• Instructions to follow:
Which lines of the material hold the word "label"? Copy each one.

• Data for analysis:

##########

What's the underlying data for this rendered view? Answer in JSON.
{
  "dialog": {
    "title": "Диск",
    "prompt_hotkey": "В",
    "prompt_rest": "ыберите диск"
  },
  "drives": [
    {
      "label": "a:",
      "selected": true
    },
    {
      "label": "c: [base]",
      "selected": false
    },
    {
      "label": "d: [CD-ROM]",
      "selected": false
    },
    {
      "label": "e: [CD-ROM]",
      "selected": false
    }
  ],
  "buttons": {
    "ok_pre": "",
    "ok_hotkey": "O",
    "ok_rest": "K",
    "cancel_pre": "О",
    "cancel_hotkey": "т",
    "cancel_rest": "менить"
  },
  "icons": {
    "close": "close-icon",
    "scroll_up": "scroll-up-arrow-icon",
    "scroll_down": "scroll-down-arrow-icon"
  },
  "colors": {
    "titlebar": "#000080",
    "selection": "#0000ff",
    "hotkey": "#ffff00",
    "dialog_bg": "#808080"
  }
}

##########

• Answer box:
      "label": "a:",
      "label": "c: [base]",
      "label": "d: [CD-ROM]",
      "label": "e: [CD-ROM]",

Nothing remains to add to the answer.